[MATERIALS PROVIDED Boundary: Start]
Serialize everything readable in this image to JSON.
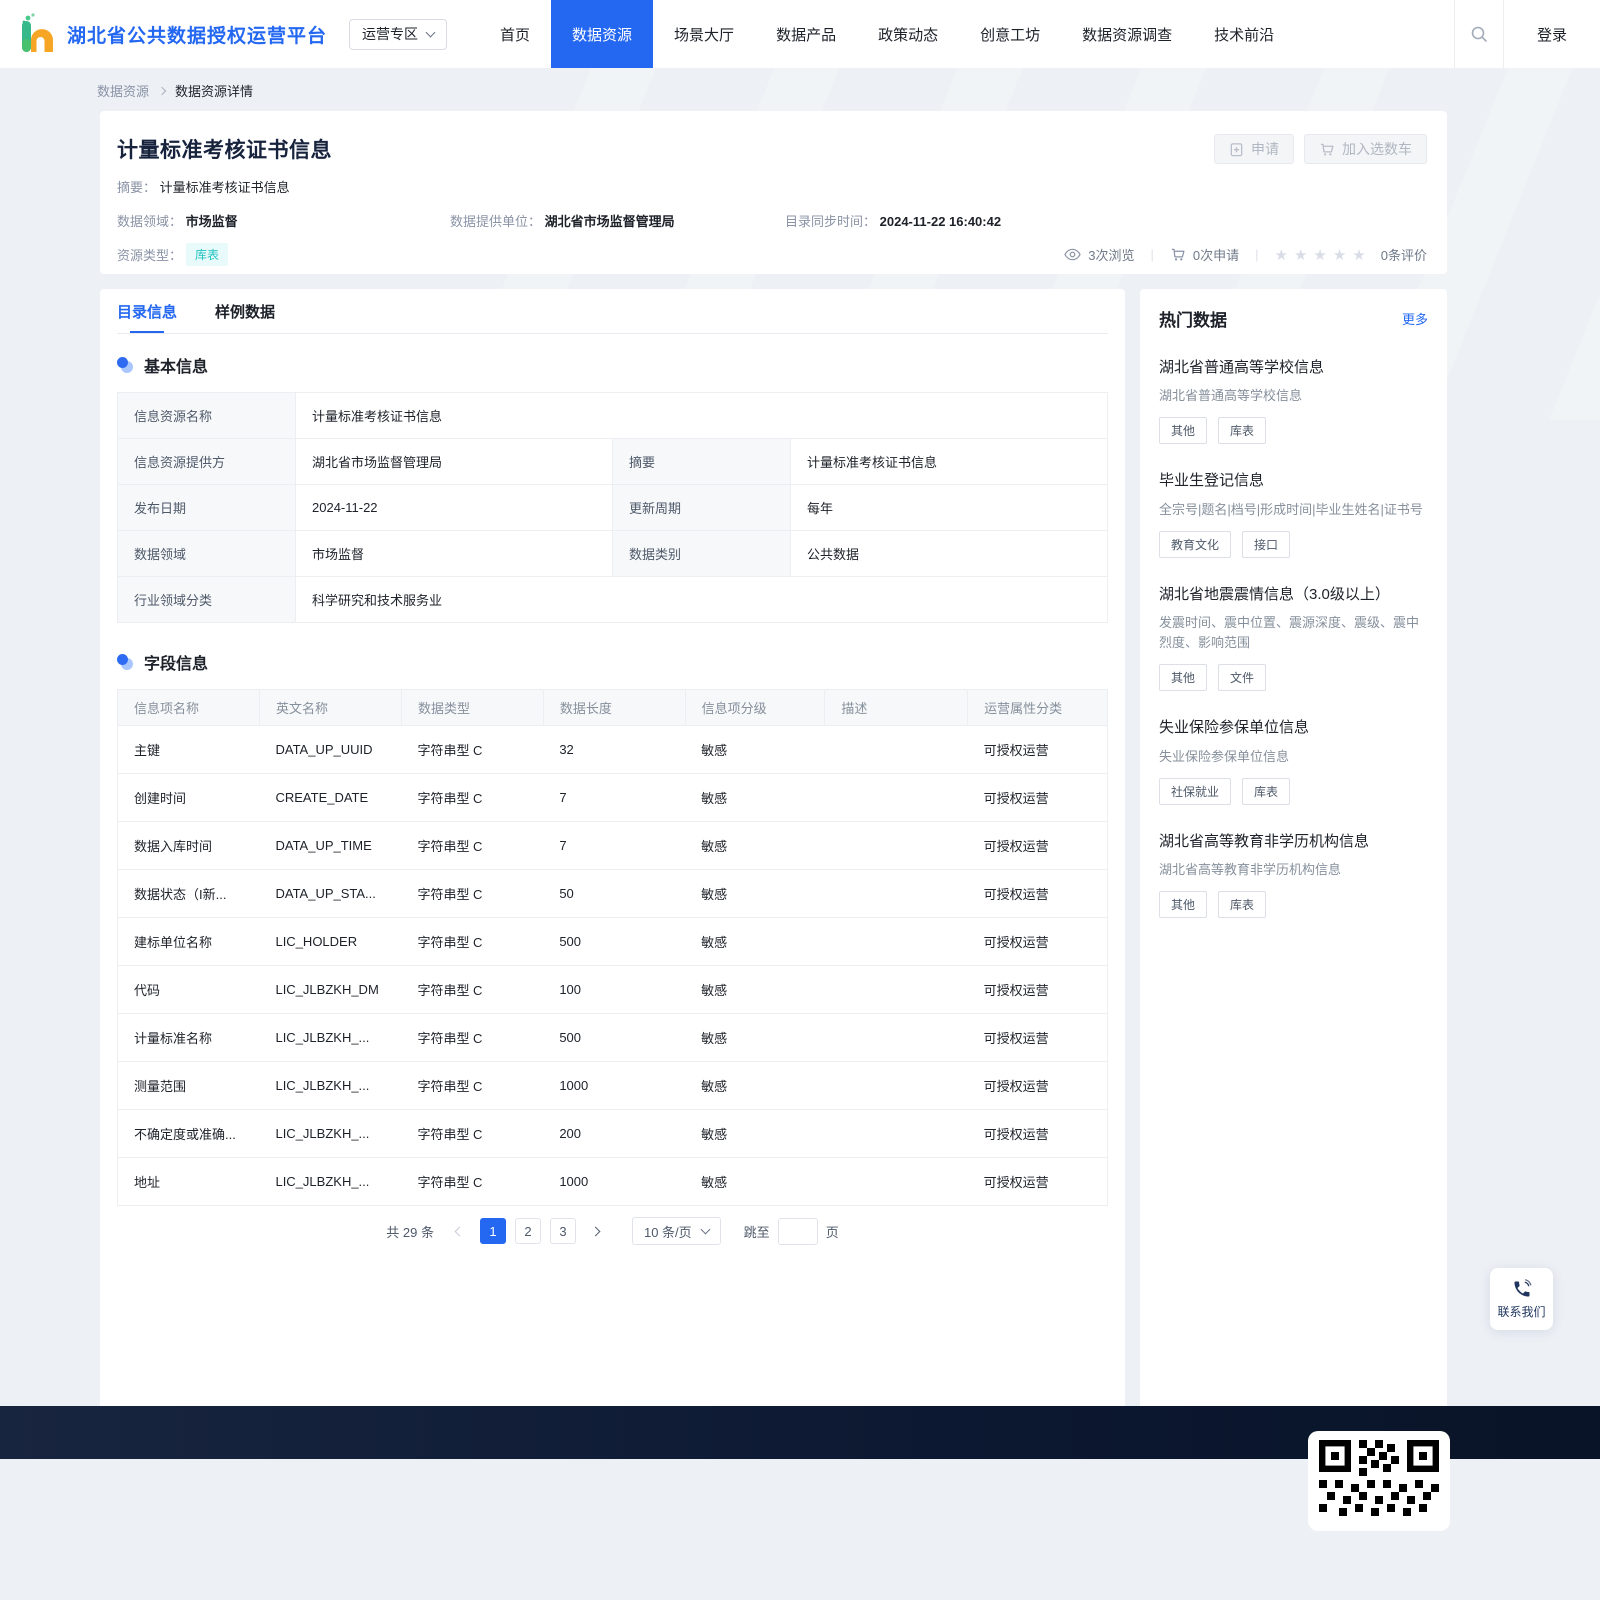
{
  "colors": {
    "primary": "#2468f2",
    "teal_tag_text": "#23c3c4",
    "teal_tag_bg": "#e8fafa",
    "footer_bg": "#0c1831"
  },
  "header": {
    "brand": "湖北省公共数据授权运营平台",
    "zone_button": "运营专区",
    "nav_items": [
      {
        "label": "首页",
        "active": false
      },
      {
        "label": "数据资源",
        "active": true
      },
      {
        "label": "场景大厅",
        "active": false
      },
      {
        "label": "数据产品",
        "active": false
      },
      {
        "label": "政策动态",
        "active": false
      },
      {
        "label": "创意工坊",
        "active": false
      },
      {
        "label": "数据资源调查",
        "active": false
      },
      {
        "label": "技术前沿",
        "active": false
      }
    ],
    "login_label": "登录"
  },
  "breadcrumb": {
    "root": "数据资源",
    "current": "数据资源详情"
  },
  "resource": {
    "title": "计量标准考核证书信息",
    "summary_label": "摘要：",
    "summary": "计量标准考核证书信息",
    "meta1_label": "数据领域：",
    "meta1": "市场监督",
    "meta2_label": "数据提供单位：",
    "meta2": "湖北省市场监督管理局",
    "meta3_label": "目录同步时间：",
    "meta3": "2024-11-22 16:40:42",
    "type_label": "资源类型：",
    "type_tag": "库表",
    "apply_button": "申请",
    "cart_button": "加入选数车",
    "views": "3次浏览",
    "applies": "0次申请",
    "reviews": "0条评价",
    "stars": "★★★★★"
  },
  "tabs": {
    "catalog": "目录信息",
    "sample": "样例数据"
  },
  "basic": {
    "section_title": "基本信息",
    "r1_label": "信息资源名称",
    "r1_value": "计量标准考核证书信息",
    "r2a_label": "信息资源提供方",
    "r2a_value": "湖北省市场监督管理局",
    "r2b_label": "摘要",
    "r2b_value": "计量标准考核证书信息",
    "r3a_label": "发布日期",
    "r3a_value": "2024-11-22",
    "r3b_label": "更新周期",
    "r3b_value": "每年",
    "r4a_label": "数据领域",
    "r4a_value": "市场监督",
    "r4b_label": "数据类别",
    "r4b_value": "公共数据",
    "r5_label": "行业领域分类",
    "r5_value": "科学研究和技术服务业"
  },
  "fields": {
    "section_title": "字段信息",
    "columns": [
      "信息项名称",
      "英文名称",
      "数据类型",
      "数据长度",
      "信息项分级",
      "描述",
      "运营属性分类"
    ],
    "rows": [
      {
        "name": "主键",
        "en": "DATA_UP_UUID",
        "type": "字符串型 C",
        "len": "32",
        "level": "敏感",
        "desc": "",
        "ops": "可授权运营"
      },
      {
        "name": "创建时间",
        "en": "CREATE_DATE",
        "type": "字符串型 C",
        "len": "7",
        "level": "敏感",
        "desc": "",
        "ops": "可授权运营"
      },
      {
        "name": "数据入库时间",
        "en": "DATA_UP_TIME",
        "type": "字符串型 C",
        "len": "7",
        "level": "敏感",
        "desc": "",
        "ops": "可授权运营"
      },
      {
        "name": "数据状态（I新...",
        "en": "DATA_UP_STA...",
        "type": "字符串型 C",
        "len": "50",
        "level": "敏感",
        "desc": "",
        "ops": "可授权运营"
      },
      {
        "name": "建标单位名称",
        "en": "LIC_HOLDER",
        "type": "字符串型 C",
        "len": "500",
        "level": "敏感",
        "desc": "",
        "ops": "可授权运营"
      },
      {
        "name": "代码",
        "en": "LIC_JLBZKH_DM",
        "type": "字符串型 C",
        "len": "100",
        "level": "敏感",
        "desc": "",
        "ops": "可授权运营"
      },
      {
        "name": "计量标准名称",
        "en": "LIC_JLBZKH_...",
        "type": "字符串型 C",
        "len": "500",
        "level": "敏感",
        "desc": "",
        "ops": "可授权运营"
      },
      {
        "name": "测量范围",
        "en": "LIC_JLBZKH_...",
        "type": "字符串型 C",
        "len": "1000",
        "level": "敏感",
        "desc": "",
        "ops": "可授权运营"
      },
      {
        "name": "不确定度或准确...",
        "en": "LIC_JLBZKH_...",
        "type": "字符串型 C",
        "len": "200",
        "level": "敏感",
        "desc": "",
        "ops": "可授权运营"
      },
      {
        "name": "地址",
        "en": "LIC_JLBZKH_...",
        "type": "字符串型 C",
        "len": "1000",
        "level": "敏感",
        "desc": "",
        "ops": "可授权运营"
      }
    ]
  },
  "pagination": {
    "total": "共 29 条",
    "page1": "1",
    "page2": "2",
    "page3": "3",
    "page_size": "10 条/页",
    "jump_label": "跳至",
    "jump_unit": "页"
  },
  "hot": {
    "title": "热门数据",
    "more": "更多",
    "items": [
      {
        "title": "湖北省普通高等学校信息",
        "desc": "湖北省普通高等学校信息",
        "tag1": "其他",
        "tag2": "库表"
      },
      {
        "title": "毕业生登记信息",
        "desc": "全宗号|题名|档号|形成时间|毕业生姓名|证书号",
        "tag1": "教育文化",
        "tag2": "接口"
      },
      {
        "title": "湖北省地震震情信息（3.0级以上）",
        "desc": "发震时间、震中位置、震源深度、震级、震中烈度、影响范围",
        "tag1": "其他",
        "tag2": "文件"
      },
      {
        "title": "失业保险参保单位信息",
        "desc": "失业保险参保单位信息",
        "tag1": "社保就业",
        "tag2": "库表"
      },
      {
        "title": "湖北省高等教育非学历机构信息",
        "desc": "湖北省高等教育非学历机构信息",
        "tag1": "其他",
        "tag2": "库表"
      }
    ]
  },
  "contact": {
    "label": "联系我们"
  }
}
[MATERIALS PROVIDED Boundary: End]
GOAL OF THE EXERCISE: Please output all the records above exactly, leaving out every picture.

SOLVED EXERCISE:
Serialize everything readable in this image to JSON.
{
  "colors": {
    "primary": "#2468f2",
    "teal_tag_text": "#23c3c4",
    "teal_tag_bg": "#e8fafa",
    "footer_bg": "#0c1831"
  },
  "header": {
    "brand": "湖北省公共数据授权运营平台",
    "zone_button": "运营专区",
    "nav_items": [
      {
        "label": "首页",
        "active": false
      },
      {
        "label": "数据资源",
        "active": true
      },
      {
        "label": "场景大厅",
        "active": false
      },
      {
        "label": "数据产品",
        "active": false
      },
      {
        "label": "政策动态",
        "active": false
      },
      {
        "label": "创意工坊",
        "active": false
      },
      {
        "label": "数据资源调查",
        "active": false
      },
      {
        "label": "技术前沿",
        "active": false
      }
    ],
    "login_label": "登录"
  },
  "breadcrumb": {
    "root": "数据资源",
    "current": "数据资源详情"
  },
  "resource": {
    "title": "计量标准考核证书信息",
    "summary_label": "摘要：",
    "summary": "计量标准考核证书信息",
    "meta1_label": "数据领域：",
    "meta1": "市场监督",
    "meta2_label": "数据提供单位：",
    "meta2": "湖北省市场监督管理局",
    "meta3_label": "目录同步时间：",
    "meta3": "2024-11-22 16:40:42",
    "type_label": "资源类型：",
    "type_tag": "库表",
    "apply_button": "申请",
    "cart_button": "加入选数车",
    "views": "3次浏览",
    "applies": "0次申请",
    "reviews": "0条评价",
    "stars": "★★★★★"
  },
  "tabs": {
    "catalog": "目录信息",
    "sample": "样例数据"
  },
  "basic": {
    "section_title": "基本信息",
    "r1_label": "信息资源名称",
    "r1_value": "计量标准考核证书信息",
    "r2a_label": "信息资源提供方",
    "r2a_value": "湖北省市场监督管理局",
    "r2b_label": "摘要",
    "r2b_value": "计量标准考核证书信息",
    "r3a_label": "发布日期",
    "r3a_value": "2024-11-22",
    "r3b_label": "更新周期",
    "r3b_value": "每年",
    "r4a_label": "数据领域",
    "r4a_value": "市场监督",
    "r4b_label": "数据类别",
    "r4b_value": "公共数据",
    "r5_label": "行业领域分类",
    "r5_value": "科学研究和技术服务业"
  },
  "fields": {
    "section_title": "字段信息",
    "columns": [
      "信息项名称",
      "英文名称",
      "数据类型",
      "数据长度",
      "信息项分级",
      "描述",
      "运营属性分类"
    ],
    "rows": [
      {
        "name": "主键",
        "en": "DATA_UP_UUID",
        "type": "字符串型 C",
        "len": "32",
        "level": "敏感",
        "desc": "",
        "ops": "可授权运营"
      },
      {
        "name": "创建时间",
        "en": "CREATE_DATE",
        "type": "字符串型 C",
        "len": "7",
        "level": "敏感",
        "desc": "",
        "ops": "可授权运营"
      },
      {
        "name": "数据入库时间",
        "en": "DATA_UP_TIME",
        "type": "字符串型 C",
        "len": "7",
        "level": "敏感",
        "desc": "",
        "ops": "可授权运营"
      },
      {
        "name": "数据状态（I新...",
        "en": "DATA_UP_STA...",
        "type": "字符串型 C",
        "len": "50",
        "level": "敏感",
        "desc": "",
        "ops": "可授权运营"
      },
      {
        "name": "建标单位名称",
        "en": "LIC_HOLDER",
        "type": "字符串型 C",
        "len": "500",
        "level": "敏感",
        "desc": "",
        "ops": "可授权运营"
      },
      {
        "name": "代码",
        "en": "LIC_JLBZKH_DM",
        "type": "字符串型 C",
        "len": "100",
        "level": "敏感",
        "desc": "",
        "ops": "可授权运营"
      },
      {
        "name": "计量标准名称",
        "en": "LIC_JLBZKH_...",
        "type": "字符串型 C",
        "len": "500",
        "level": "敏感",
        "desc": "",
        "ops": "可授权运营"
      },
      {
        "name": "测量范围",
        "en": "LIC_JLBZKH_...",
        "type": "字符串型 C",
        "len": "1000",
        "level": "敏感",
        "desc": "",
        "ops": "可授权运营"
      },
      {
        "name": "不确定度或准确...",
        "en": "LIC_JLBZKH_...",
        "type": "字符串型 C",
        "len": "200",
        "level": "敏感",
        "desc": "",
        "ops": "可授权运营"
      },
      {
        "name": "地址",
        "en": "LIC_JLBZKH_...",
        "type": "字符串型 C",
        "len": "1000",
        "level": "敏感",
        "desc": "",
        "ops": "可授权运营"
      }
    ]
  },
  "pagination": {
    "total": "共 29 条",
    "page1": "1",
    "page2": "2",
    "page3": "3",
    "page_size": "10 条/页",
    "jump_label": "跳至",
    "jump_unit": "页"
  },
  "hot": {
    "title": "热门数据",
    "more": "更多",
    "items": [
      {
        "title": "湖北省普通高等学校信息",
        "desc": "湖北省普通高等学校信息",
        "tag1": "其他",
        "tag2": "库表"
      },
      {
        "title": "毕业生登记信息",
        "desc": "全宗号|题名|档号|形成时间|毕业生姓名|证书号",
        "tag1": "教育文化",
        "tag2": "接口"
      },
      {
        "title": "湖北省地震震情信息（3.0级以上）",
        "desc": "发震时间、震中位置、震源深度、震级、震中烈度、影响范围",
        "tag1": "其他",
        "tag2": "文件"
      },
      {
        "title": "失业保险参保单位信息",
        "desc": "失业保险参保单位信息",
        "tag1": "社保就业",
        "tag2": "库表"
      },
      {
        "title": "湖北省高等教育非学历机构信息",
        "desc": "湖北省高等教育非学历机构信息",
        "tag1": "其他",
        "tag2": "库表"
      }
    ]
  },
  "contact": {
    "label": "联系我们"
  }
}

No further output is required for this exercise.